These acting exercises go on memorably. Elaine (Karen Puig) leads her troupe in a symphony made up of shouts and screams. Thomas’ troupe manhandles Bergamotte (Bernadette Onfroy), who pretends to be unconscious throughout. This isn’t to say there aren’t other memorable set pieces. Léaud’s interaction with a Balzac scholar played by Rivette’s fellow French New Waver, Eric Rohmer, may be the funniest scene in the whole movie.
The film is about many things. Coming out on the heels of the 1960s, a time of idealism and then idealism dashed, Out 1 is tinged with nostalgia but also hope. Related to that, Out 1 is also about community and comraderie and trust. All the characters seek these to some extent, and when trust is destroyed, the results are devastating. At the forefront however, the film is about acting. Rivette and Suzanne Schiffman drew up an outline for the project, but essentially the actors improvised all the dialogue. So the actors play actors doing improv acting exercises, then they improv an analysis of their improv while in character. Even the actors who don’t play actors, Jean-Pierre Léaud and Juliet Berto, create roles for themselves to mislead others. Cutting between the acting troupes and the more narrative-driven strands of Colin and Frédérique heightens the awareness between levels of fiction and reality and how complicated these can be. How much do we adopt different personas for different people or masquerade our feelings for etiquette? How much of life is role-playing or elaborate games in which we immerse ourselves to provide a sense of purpose? Out 1 also captures something of what it means to have a creative and artistic personality, the kind that needs to exhibit total focus and lack inhibition.
While the quality of the performances vary, noteworthy is that out of seventeen primary roles, every actor comes off as capable. Léaud is engaging as comic relief. Berto’s gamine beauty and a general awkwardness her character seems to have with just existing in this world is a riveting combination. The physical loveliness, grace, and general carriage of Hermine Karagheuz and Françoise Fabian (playing the unflappable Lucie de Graffe) make them magnetic presences on the screen. Pierre Baillot as the lanky actor Quentin and Jean Bouise as the academic Warok bring the most humanity to their roles. The improvisation in the narrative scenes do sometimes lose momentum as actors get lost in the moment or don’t know where to go. That Rivette leaves such cuts in the film reflects his thematic intentions with acting and play, contrasting the conditions of role-playing.

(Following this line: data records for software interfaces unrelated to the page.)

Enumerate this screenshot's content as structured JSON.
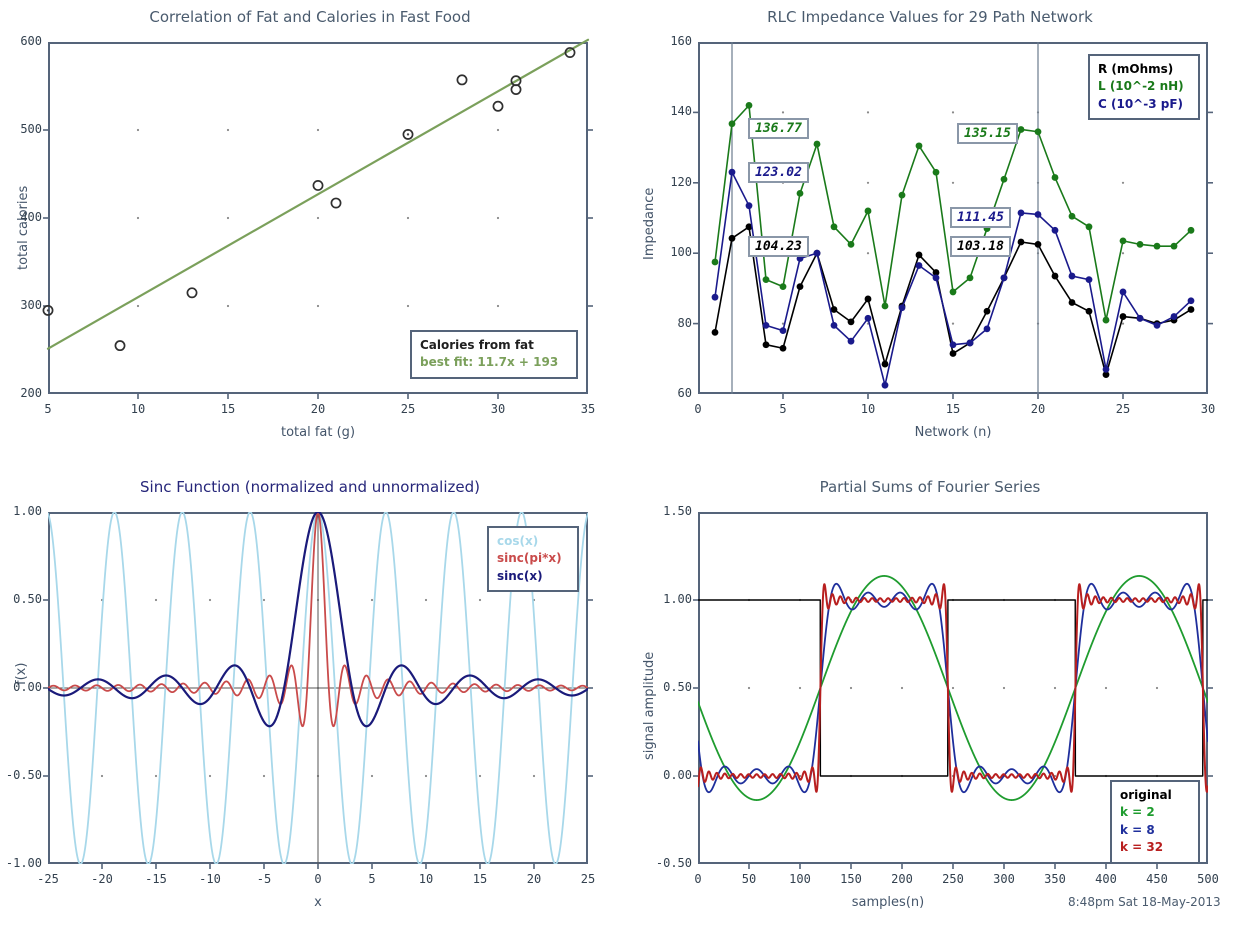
{
  "panels": {
    "scatter": {
      "title": "Correlation of Fat and Calories in Fast Food",
      "xlabel": "total fat (g)",
      "ylabel": "total calories",
      "legend": {
        "series_label": "Calories from fat",
        "fit_label": "best fit: 11.7x + 193"
      }
    },
    "rlc": {
      "title": "RLC Impedance Values for 29 Path Network",
      "xlabel": "Network (n)",
      "ylabel": "Impedance",
      "legend": {
        "r": "R (mOhms)",
        "l": "L (10^-2 nH)",
        "c": "C (10^-3 pF)"
      },
      "annotations": [
        "136.77",
        "123.02",
        "104.23",
        "135.15",
        "111.45",
        "103.18"
      ]
    },
    "sinc": {
      "title": "Sinc Function (normalized and unnormalized)",
      "xlabel": "x",
      "ylabel": "f(x)",
      "legend": {
        "cos": "cos(x)",
        "sincpi": "sinc(pi*x)",
        "sinc": "sinc(x)"
      }
    },
    "fourier": {
      "title": "Partial Sums of Fourier Series",
      "xlabel": "samples(n)",
      "ylabel": "signal amplitude",
      "legend": {
        "original": "original",
        "k2": "k = 2",
        "k8": "k = 8",
        "k32": "k = 32"
      },
      "timestamp": "8:48pm Sat 18-May-2013"
    }
  },
  "colors": {
    "frame": "#55647a",
    "title_slate": "#3f4a5a",
    "title_navy": "#26267a",
    "fit_green": "#7ba05b",
    "marker_black": "#303030",
    "series_r_black": "#000000",
    "series_l_green": "#1a7a1a",
    "series_c_blue": "#1a1a8c",
    "cos_lightblue": "#a8d8ea",
    "sinc_pi_red": "#c94b4b",
    "sinc_navy": "#1a1a7a",
    "fourier_green": "#1f9c2f",
    "fourier_blue": "#1f2f9c",
    "fourier_red": "#b81f1f",
    "fourier_black": "#000000"
  },
  "chart_data": [
    {
      "id": "scatter",
      "type": "scatter",
      "title": "Correlation of Fat and Calories in Fast Food",
      "xlabel": "total fat (g)",
      "ylabel": "total calories",
      "xlim": [
        5,
        35
      ],
      "ylim": [
        200,
        600
      ],
      "xticks": [
        5,
        10,
        15,
        20,
        25,
        30,
        35
      ],
      "yticks": [
        200,
        300,
        400,
        500,
        600
      ],
      "grid": "dotted-markers",
      "points": [
        {
          "x": 5,
          "y": 295
        },
        {
          "x": 9,
          "y": 255
        },
        {
          "x": 13,
          "y": 315
        },
        {
          "x": 20,
          "y": 437
        },
        {
          "x": 21,
          "y": 417
        },
        {
          "x": 25,
          "y": 495
        },
        {
          "x": 28,
          "y": 557
        },
        {
          "x": 30,
          "y": 527
        },
        {
          "x": 31,
          "y": 556
        },
        {
          "x": 31,
          "y": 546
        },
        {
          "x": 34,
          "y": 588
        }
      ],
      "fit": {
        "slope": 11.7,
        "intercept": 193,
        "label": "best fit: 11.7x + 193",
        "color": "#7ba05b"
      },
      "legend_entries": [
        "Calories from fat",
        "best fit: 11.7x + 193"
      ],
      "legend_position": "lower-right"
    },
    {
      "id": "rlc",
      "type": "line",
      "title": "RLC Impedance Values for 29 Path Network",
      "xlabel": "Network (n)",
      "ylabel": "Impedance",
      "xlim": [
        0,
        30
      ],
      "ylim": [
        60,
        160
      ],
      "xticks": [
        0,
        5,
        10,
        15,
        20,
        25,
        30
      ],
      "yticks": [
        60,
        80,
        100,
        120,
        140,
        160
      ],
      "x": [
        1,
        2,
        3,
        4,
        5,
        6,
        7,
        8,
        9,
        10,
        11,
        12,
        13,
        14,
        15,
        16,
        17,
        18,
        19,
        20,
        21,
        22,
        23,
        24,
        25,
        26,
        27,
        28,
        29
      ],
      "series": [
        {
          "name": "R (mOhms)",
          "color": "#000000",
          "values": [
            77.5,
            104.23,
            107.5,
            74.0,
            73.0,
            90.5,
            100.0,
            84.0,
            80.5,
            87.0,
            68.5,
            85.0,
            99.5,
            94.5,
            71.5,
            74.5,
            83.5,
            93.0,
            103.18,
            102.5,
            93.5,
            86.0,
            83.5,
            65.5,
            82.0,
            81.5,
            80.0,
            81.0,
            84.0
          ]
        },
        {
          "name": "L (10^-2 nH)",
          "color": "#1a7a1a",
          "values": [
            97.5,
            136.77,
            142.0,
            92.5,
            90.5,
            117.0,
            131.0,
            107.5,
            102.5,
            112.0,
            85.0,
            116.5,
            130.5,
            123.0,
            89.0,
            93.0,
            107.0,
            121.0,
            135.15,
            134.5,
            121.5,
            110.5,
            107.5,
            81.0,
            103.5,
            102.5,
            102.0,
            102.0,
            106.5
          ]
        },
        {
          "name": "C (10^-3 pF)",
          "color": "#1a1a8c",
          "values": [
            87.5,
            123.02,
            113.5,
            79.5,
            78.0,
            98.5,
            100.0,
            79.5,
            75.0,
            81.5,
            62.5,
            84.5,
            96.5,
            93.0,
            74.0,
            74.5,
            78.5,
            93.0,
            111.45,
            111.0,
            106.5,
            93.5,
            92.5,
            67.0,
            89.0,
            81.5,
            79.5,
            82.0,
            86.5
          ]
        }
      ],
      "vlines": [
        2,
        20
      ],
      "annotations": [
        {
          "text": "136.77",
          "x": 2,
          "y": 136.77,
          "color": "#1a7a1a"
        },
        {
          "text": "123.02",
          "x": 2,
          "y": 123.02,
          "color": "#1a1a8c"
        },
        {
          "text": "104.23",
          "x": 2,
          "y": 104.23,
          "color": "#000000"
        },
        {
          "text": "135.15",
          "x": 20,
          "y": 135.15,
          "color": "#1a7a1a"
        },
        {
          "text": "111.45",
          "x": 20,
          "y": 111.45,
          "color": "#1a1a8c"
        },
        {
          "text": "103.18",
          "x": 20,
          "y": 103.18,
          "color": "#000000"
        }
      ],
      "legend_entries": [
        "R (mOhms)",
        "L (10^-2 nH)",
        "C (10^-3 pF)"
      ],
      "legend_position": "upper-right"
    },
    {
      "id": "sinc",
      "type": "line",
      "title": "Sinc Function (normalized and unnormalized)",
      "xlabel": "x",
      "ylabel": "f(x)",
      "xlim": [
        -25,
        25
      ],
      "ylim": [
        -1.0,
        1.0
      ],
      "xticks": [
        -25,
        -20,
        -15,
        -10,
        -5,
        0,
        5,
        10,
        15,
        20,
        25
      ],
      "yticks": [
        -1.0,
        -0.5,
        0.0,
        0.5,
        1.0
      ],
      "series": [
        {
          "name": "cos(x)",
          "color": "#a8d8ea",
          "fn": "cos(x)"
        },
        {
          "name": "sinc(pi*x)",
          "color": "#c94b4b",
          "fn": "sin(pi*x)/(pi*x)"
        },
        {
          "name": "sinc(x)",
          "color": "#1a1a7a",
          "fn": "sin(x)/x"
        }
      ],
      "legend_entries": [
        "cos(x)",
        "sinc(pi*x)",
        "sinc(x)"
      ],
      "legend_position": "upper-right"
    },
    {
      "id": "fourier",
      "type": "line",
      "title": "Partial Sums of Fourier Series",
      "xlabel": "samples(n)",
      "ylabel": "signal amplitude",
      "xlim": [
        0,
        500
      ],
      "ylim": [
        -0.5,
        1.5
      ],
      "xticks": [
        0,
        50,
        100,
        150,
        200,
        250,
        300,
        350,
        400,
        450,
        500
      ],
      "yticks": [
        -0.5,
        0.0,
        0.5,
        1.0,
        1.5
      ],
      "square_wave": {
        "period": 250,
        "low": 0.0,
        "high": 1.0,
        "rise_at": 120,
        "fall_at": 248
      },
      "series": [
        {
          "name": "original",
          "color": "#000000",
          "harmonics": 0
        },
        {
          "name": "k = 2",
          "color": "#1f9c2f",
          "harmonics": 2
        },
        {
          "name": "k = 8",
          "color": "#1f2f9c",
          "harmonics": 8
        },
        {
          "name": "k = 32",
          "color": "#b81f1f",
          "harmonics": 32
        }
      ],
      "legend_entries": [
        "original",
        "k = 2",
        "k = 8",
        "k = 32"
      ],
      "legend_position": "lower-right",
      "timestamp": "8:48pm Sat 18-May-2013"
    }
  ]
}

At about twelve-and-a-half hours, the movie is certainly not without stretches of tedium. There’s an ill-advised scene with two toddlers, a dog, and a turtle. Rivette lets an ethnologist drone on and on about his work (though this could be an opportune time for the viewer to grab some quick shut eye). Much of episode four through six is underwhelming compared to the rest. And Out 1 is clearly not for everyone. It’s a hardcore art film with all the obliqueness, non-narrative flourishes, and sometimes downright impenetrability that comes with the territory. In terms of bang for the buck or more importantly time, several other Rivette films are more worthwhile. But if you truly love movies and the French New Wave in particular, Out 1 most definitely merits viewing. What one can say after the experience is that there is nothing else quite like it in all of cinema.